The gain of a tube is typically measured using one of two units. The most common (SI) unit is cd·m-2·lx-1, i.e. candelas per meter squared per lux. The older convention is Fl/Fc (foot-lamberts per foot-candle). This creates issues with comparative gain measurements since neither is a pure ratio, although both are measured as a value of output intensity over input intensity. This creates ambiguity in the marketing of night vision devices as the difference between the two measurements is effectively pi or approximately 3.142x. This means that a gain of 10,000 cd/m²/lx is the same as 31.42 Fl/Fc.
This value, expressed in hours, gives an idea how long a tube typically should last. It's a reasonably common comparison point, however takes many factors into account. The first is that tubes are constantly degrading. This means that over time, the tube will slowly produce less gain than it did when it was new. When the tube gain reaches 50% of its "new" gain level, the tube is considered to have failed, so primarily this reflects this point in a tube's life.
Additional considerations for the tube lifespan are the environment that the tube is being used in and the general level of illumination present in that environment, including bright moonlight and exposure to both artificial lighting and use during dusk/dawn periods, as exposure to brighter light reduces a tube's life significantly.

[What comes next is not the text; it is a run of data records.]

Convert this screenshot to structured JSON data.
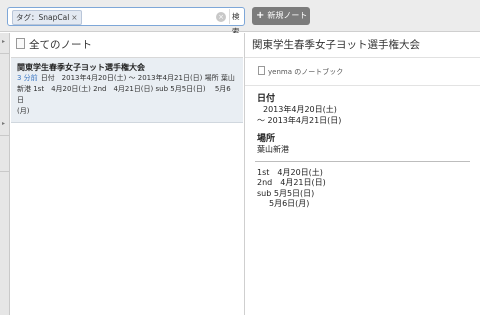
{
  "search": {
    "tag_label": "タグ：SnapCal",
    "tag_remove": "×",
    "clear": "×",
    "button": "検索"
  },
  "toolbar": {
    "new_note_plus": "+",
    "new_note_label": "新規ノート"
  },
  "sidebar": {
    "arrow_top": "▸",
    "arrow_mid": "▸"
  },
  "list": {
    "header": "全てのノート",
    "notes": [
      {
        "title": "関東学生春季女子ヨット選手権大会",
        "age": "3 分前",
        "snippet_1": "日付　2013年4月20日(土) ～ 2013年4月21日(日) 場所 葉山",
        "snippet_2": "新港 1st　4月20日(土) 2nd　4月21日(日) sub 5月5日(日)　 5月6日",
        "snippet_3": "(月)"
      }
    ]
  },
  "detail": {
    "title": "関東学生春季女子ヨット選手権大会",
    "notebook": "yenma のノートブック",
    "date_label": "日付",
    "date_line1": "2013年4月20日(土)",
    "date_line2": "～ 2013年4月21日(日)",
    "place_label": "場所",
    "place_value": "葉山新港",
    "schedule": [
      "1st　4月20日(土)",
      "2nd　4月21日(日)",
      "sub 5月5日(日)",
      "5月6日(月)"
    ]
  }
}
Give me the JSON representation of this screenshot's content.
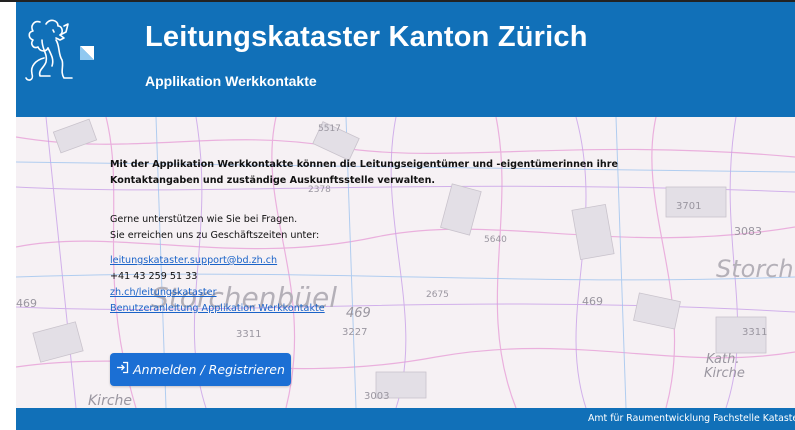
{
  "header": {
    "title": "Leitungskataster Kanton Zürich",
    "subtitle": "Applikation Werkkontakte"
  },
  "content": {
    "intro_line1": "Mit der Applikation Werkkontakte können die Leitungseigentümer und -eigentümerinnen ihre",
    "intro_line2": "Kontaktangaben und zuständige Auskunftsstelle verwalten.",
    "help_line1": "Gerne unterstützen wie Sie bei Fragen.",
    "help_line2": "Sie erreichen uns zu Geschäftszeiten unter:",
    "email": "leitungskataster.support@bd.zh.ch",
    "phone": "+41 43 259 51 33",
    "website": "zh.ch/leitungskataster",
    "manual_link": "Benutzeranleitung Applikation Werkkontakte"
  },
  "login_button": {
    "icon": "login-icon",
    "label": "Anmelden / Registrieren"
  },
  "map_labels": {
    "place1": "Storchenbüel",
    "place2": "Storch",
    "place3": "Kath.",
    "place4": "Kirche",
    "place5": "Kirche",
    "n1": "469",
    "n2": "3227",
    "n3": "3311",
    "n4": "3083",
    "n5": "469",
    "n6": "3003",
    "n7": "3311",
    "n8": "469",
    "n9": "3701",
    "n10": "5517",
    "n11": "2378",
    "n12": "5640",
    "n13": "2675"
  },
  "footer": {
    "text": "Amt für Raumentwicklung Fachstelle Kataster"
  },
  "colors": {
    "header_blue": "#1170b8",
    "button_blue": "#1b6fd4",
    "link_blue": "#1a63c8"
  }
}
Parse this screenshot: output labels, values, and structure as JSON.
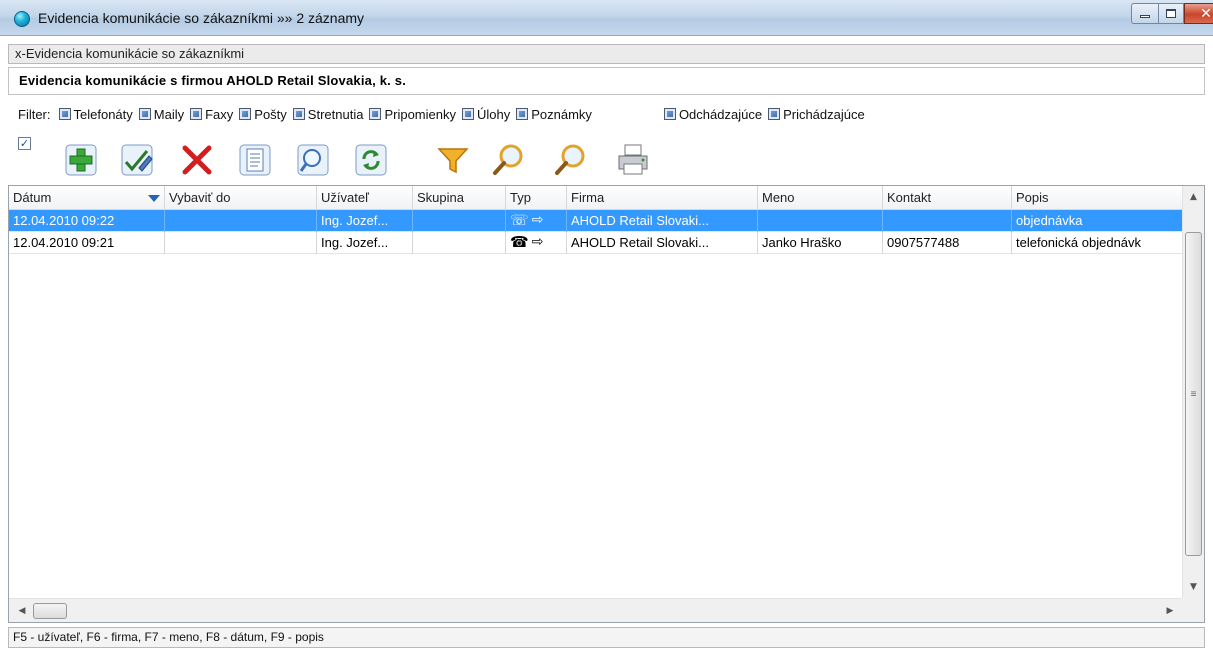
{
  "window": {
    "title": "Evidencia komunikácie so zákazníkmi »» 2 záznamy",
    "close_glyph": "✕"
  },
  "subtitle": "x-Evidencia komunikácie so zákazníkmi",
  "header": "Evidencia komunikácie s firmou AHOLD Retail Slovakia, k. s.",
  "filter": {
    "label": "Filter:",
    "types": [
      "Telefonáty",
      "Maily",
      "Faxy",
      "Pošty",
      "Stretnutia",
      "Pripomienky",
      "Úlohy",
      "Poznámky"
    ],
    "directions": [
      "Odchádzajúce",
      "Prichádzajúce"
    ]
  },
  "toolbar": {
    "select_all_mark": "✓",
    "icons": [
      "add-icon",
      "edit-icon",
      "delete-icon",
      "copy-icon",
      "preview-icon",
      "refresh-icon",
      "filter-icon",
      "search-icon",
      "search-next-icon",
      "print-icon"
    ]
  },
  "grid": {
    "columns": [
      "Dátum",
      "Vybaviť do",
      "Užívateľ",
      "Skupina",
      "Typ",
      "Firma",
      "Meno",
      "Kontakt",
      "Popis"
    ],
    "rows": [
      {
        "datum": "12.04.2010  09:22",
        "vybavit": "",
        "uzivatel": "Ing. Jozef...",
        "skupina": "",
        "typ_icon": "fax-icon",
        "typ_glyph": "☏",
        "dir_glyph": "⇨",
        "firma": "AHOLD Retail Slovaki...",
        "meno": "",
        "kontakt": "",
        "popis": "objednávka",
        "selected": true
      },
      {
        "datum": "12.04.2010  09:21",
        "vybavit": "",
        "uzivatel": "Ing. Jozef...",
        "skupina": "",
        "typ_icon": "phone-icon",
        "typ_glyph": "☎",
        "dir_glyph": "⇨",
        "firma": "AHOLD Retail Slovaki...",
        "meno": "Janko Hraško",
        "kontakt": "0907577488",
        "popis": "telefonická objednávk",
        "selected": false
      }
    ]
  },
  "scroll_glyphs": {
    "up": "▲",
    "down": "▼",
    "left": "◀",
    "right": "▶",
    "grip": "≡"
  },
  "statusbar": "F5 - užívateľ, F6 - firma, F7 - meno, F8 - dátum, F9 - popis",
  "colors": {
    "selection": "#3399ff",
    "accent": "#2a5fb5"
  }
}
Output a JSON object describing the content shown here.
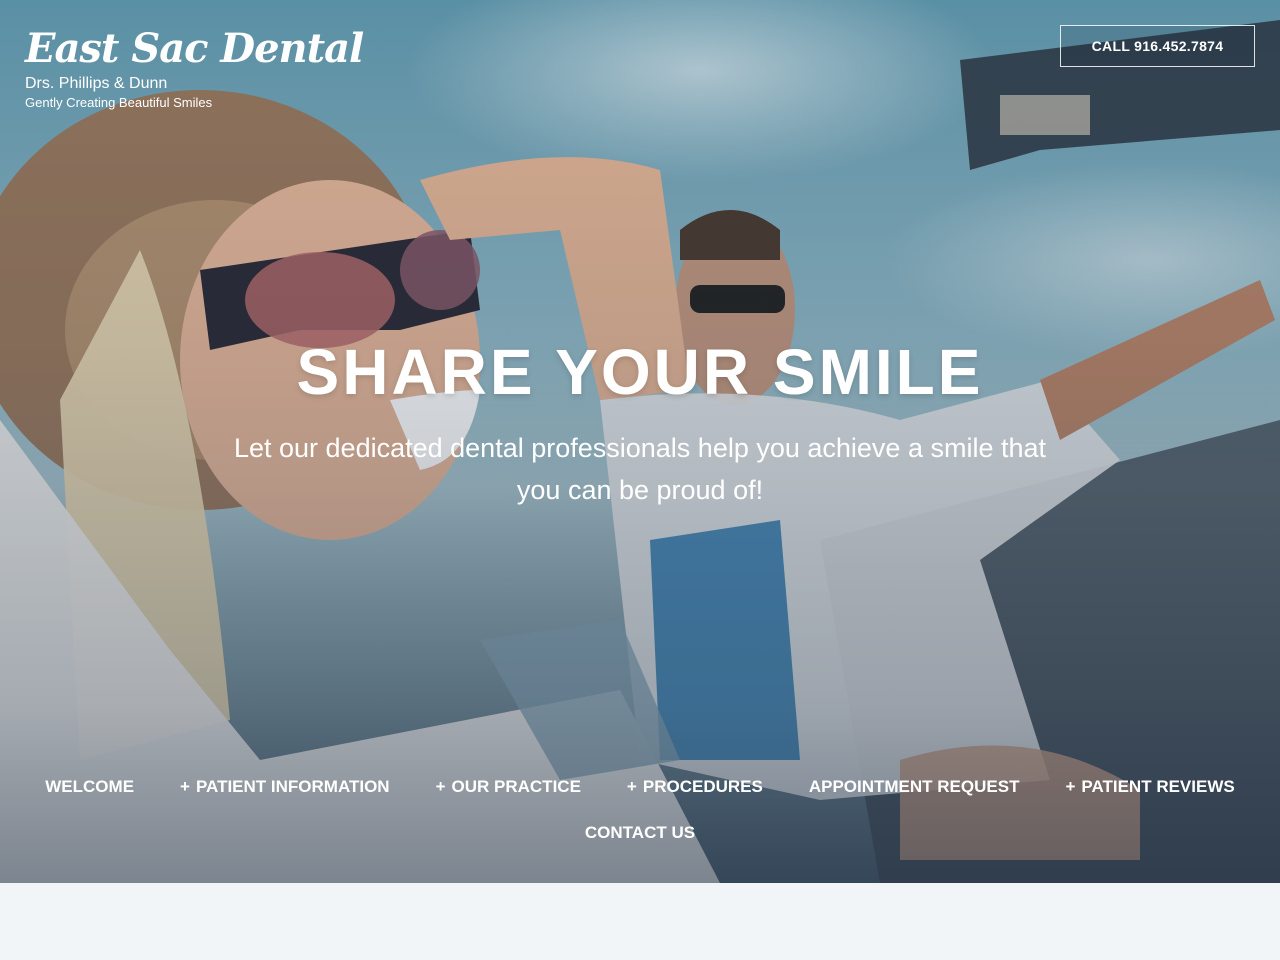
{
  "header": {
    "brand": "East Sac Dental",
    "doctors": "Drs. Phillips & Dunn",
    "tagline": "Gently Creating Beautiful Smiles",
    "call_label": "CALL 916.452.7874"
  },
  "hero": {
    "headline": "SHARE YOUR SMILE",
    "subhead": "Let our dedicated dental professionals help you achieve a smile that you can be proud of!"
  },
  "nav": {
    "items": [
      {
        "label": "WELCOME",
        "has_submenu": false
      },
      {
        "label": "PATIENT INFORMATION",
        "has_submenu": true
      },
      {
        "label": "OUR PRACTICE",
        "has_submenu": true
      },
      {
        "label": "PROCEDURES",
        "has_submenu": true
      },
      {
        "label": "APPOINTMENT REQUEST",
        "has_submenu": false
      },
      {
        "label": "PATIENT REVIEWS",
        "has_submenu": true
      },
      {
        "label": "CONTACT US",
        "has_submenu": false
      }
    ],
    "submenu_marker": "+"
  },
  "colors": {
    "text": "#ffffff",
    "page_background": "#f2f5f8"
  }
}
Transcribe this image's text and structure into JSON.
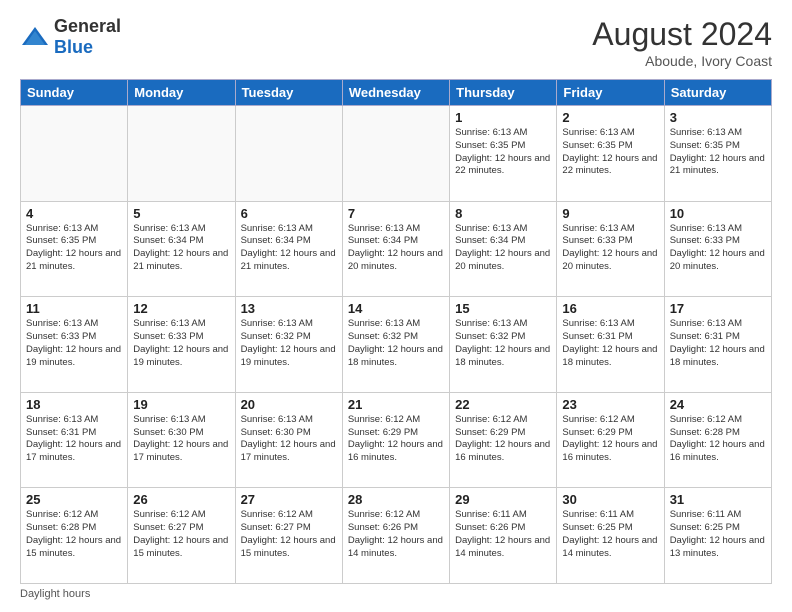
{
  "header": {
    "logo_general": "General",
    "logo_blue": "Blue",
    "month_year": "August 2024",
    "location": "Aboude, Ivory Coast"
  },
  "footer": {
    "note": "Daylight hours"
  },
  "weekdays": [
    "Sunday",
    "Monday",
    "Tuesday",
    "Wednesday",
    "Thursday",
    "Friday",
    "Saturday"
  ],
  "weeks": [
    [
      {
        "day": "",
        "content": ""
      },
      {
        "day": "",
        "content": ""
      },
      {
        "day": "",
        "content": ""
      },
      {
        "day": "",
        "content": ""
      },
      {
        "day": "1",
        "content": "Sunrise: 6:13 AM\nSunset: 6:35 PM\nDaylight: 12 hours\nand 22 minutes."
      },
      {
        "day": "2",
        "content": "Sunrise: 6:13 AM\nSunset: 6:35 PM\nDaylight: 12 hours\nand 22 minutes."
      },
      {
        "day": "3",
        "content": "Sunrise: 6:13 AM\nSunset: 6:35 PM\nDaylight: 12 hours\nand 21 minutes."
      }
    ],
    [
      {
        "day": "4",
        "content": "Sunrise: 6:13 AM\nSunset: 6:35 PM\nDaylight: 12 hours\nand 21 minutes."
      },
      {
        "day": "5",
        "content": "Sunrise: 6:13 AM\nSunset: 6:34 PM\nDaylight: 12 hours\nand 21 minutes."
      },
      {
        "day": "6",
        "content": "Sunrise: 6:13 AM\nSunset: 6:34 PM\nDaylight: 12 hours\nand 21 minutes."
      },
      {
        "day": "7",
        "content": "Sunrise: 6:13 AM\nSunset: 6:34 PM\nDaylight: 12 hours\nand 20 minutes."
      },
      {
        "day": "8",
        "content": "Sunrise: 6:13 AM\nSunset: 6:34 PM\nDaylight: 12 hours\nand 20 minutes."
      },
      {
        "day": "9",
        "content": "Sunrise: 6:13 AM\nSunset: 6:33 PM\nDaylight: 12 hours\nand 20 minutes."
      },
      {
        "day": "10",
        "content": "Sunrise: 6:13 AM\nSunset: 6:33 PM\nDaylight: 12 hours\nand 20 minutes."
      }
    ],
    [
      {
        "day": "11",
        "content": "Sunrise: 6:13 AM\nSunset: 6:33 PM\nDaylight: 12 hours\nand 19 minutes."
      },
      {
        "day": "12",
        "content": "Sunrise: 6:13 AM\nSunset: 6:33 PM\nDaylight: 12 hours\nand 19 minutes."
      },
      {
        "day": "13",
        "content": "Sunrise: 6:13 AM\nSunset: 6:32 PM\nDaylight: 12 hours\nand 19 minutes."
      },
      {
        "day": "14",
        "content": "Sunrise: 6:13 AM\nSunset: 6:32 PM\nDaylight: 12 hours\nand 18 minutes."
      },
      {
        "day": "15",
        "content": "Sunrise: 6:13 AM\nSunset: 6:32 PM\nDaylight: 12 hours\nand 18 minutes."
      },
      {
        "day": "16",
        "content": "Sunrise: 6:13 AM\nSunset: 6:31 PM\nDaylight: 12 hours\nand 18 minutes."
      },
      {
        "day": "17",
        "content": "Sunrise: 6:13 AM\nSunset: 6:31 PM\nDaylight: 12 hours\nand 18 minutes."
      }
    ],
    [
      {
        "day": "18",
        "content": "Sunrise: 6:13 AM\nSunset: 6:31 PM\nDaylight: 12 hours\nand 17 minutes."
      },
      {
        "day": "19",
        "content": "Sunrise: 6:13 AM\nSunset: 6:30 PM\nDaylight: 12 hours\nand 17 minutes."
      },
      {
        "day": "20",
        "content": "Sunrise: 6:13 AM\nSunset: 6:30 PM\nDaylight: 12 hours\nand 17 minutes."
      },
      {
        "day": "21",
        "content": "Sunrise: 6:12 AM\nSunset: 6:29 PM\nDaylight: 12 hours\nand 16 minutes."
      },
      {
        "day": "22",
        "content": "Sunrise: 6:12 AM\nSunset: 6:29 PM\nDaylight: 12 hours\nand 16 minutes."
      },
      {
        "day": "23",
        "content": "Sunrise: 6:12 AM\nSunset: 6:29 PM\nDaylight: 12 hours\nand 16 minutes."
      },
      {
        "day": "24",
        "content": "Sunrise: 6:12 AM\nSunset: 6:28 PM\nDaylight: 12 hours\nand 16 minutes."
      }
    ],
    [
      {
        "day": "25",
        "content": "Sunrise: 6:12 AM\nSunset: 6:28 PM\nDaylight: 12 hours\nand 15 minutes."
      },
      {
        "day": "26",
        "content": "Sunrise: 6:12 AM\nSunset: 6:27 PM\nDaylight: 12 hours\nand 15 minutes."
      },
      {
        "day": "27",
        "content": "Sunrise: 6:12 AM\nSunset: 6:27 PM\nDaylight: 12 hours\nand 15 minutes."
      },
      {
        "day": "28",
        "content": "Sunrise: 6:12 AM\nSunset: 6:26 PM\nDaylight: 12 hours\nand 14 minutes."
      },
      {
        "day": "29",
        "content": "Sunrise: 6:11 AM\nSunset: 6:26 PM\nDaylight: 12 hours\nand 14 minutes."
      },
      {
        "day": "30",
        "content": "Sunrise: 6:11 AM\nSunset: 6:25 PM\nDaylight: 12 hours\nand 14 minutes."
      },
      {
        "day": "31",
        "content": "Sunrise: 6:11 AM\nSunset: 6:25 PM\nDaylight: 12 hours\nand 13 minutes."
      }
    ]
  ]
}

Also, a MTBF only includes operational hours. It is considered that turning a tube on or off does not contribute to reducing overall lifespan, so many civilians tend to turn their night vision equipment on only when they need to, to make the most of the tube's life. Military users tend to keep equipment on for longer periods of time, typically, the entire time while it is being used with batteries being the primary concern, not tube life.
Typical examples of tube life are:
First Generation: 1000 hrs
Second Generation: 2000 to 2500 hrs
Third Generation: 10000 to 15000 hrs.
Many recent high-end second-generation tubes now have MTBFs approaching 15,000 operational hours.
The modulation transfer function of an image intensifier is a measure of the output amplitude of dark and light lines on the display for a given level of input from lines presented to the photocathode at different resolutions. It is usually given as a percentage at a given frequency (spacing) of light and dark lines. For example, if you look at white and black lines with a MTF of 99% @ 2 lp/mm then the output of the dark and light lines is going to be 99% as dark or light as looking at a black image or a white image. This value decreases for a given increase in resolution also. On the same tube if the MTF at 16 and 32 lp/mm was 50% and 3% then at 16 lp/mm the signal would be only half as bright/dark as the lines were for 2 lp/mm and at 32 lp/mm the image of the lines would be only three percent as bright/dark as the lines were at 2 lp/mm.
Additionally, since the limiting resolution is usually defined as the point at which the MTF is three percent or less, this would also be the maximum resolution of the tube. The MTF is affected by every part of an image intensifier tube's operation and on a complete system is also affected by the quality of the optics involved. Factors that affect the MTF include transition through any fiber plate or glass, at the screen and the photocathode and also through the tube and the microchannel plate itself. The higher the MTF at a given resolution, the better.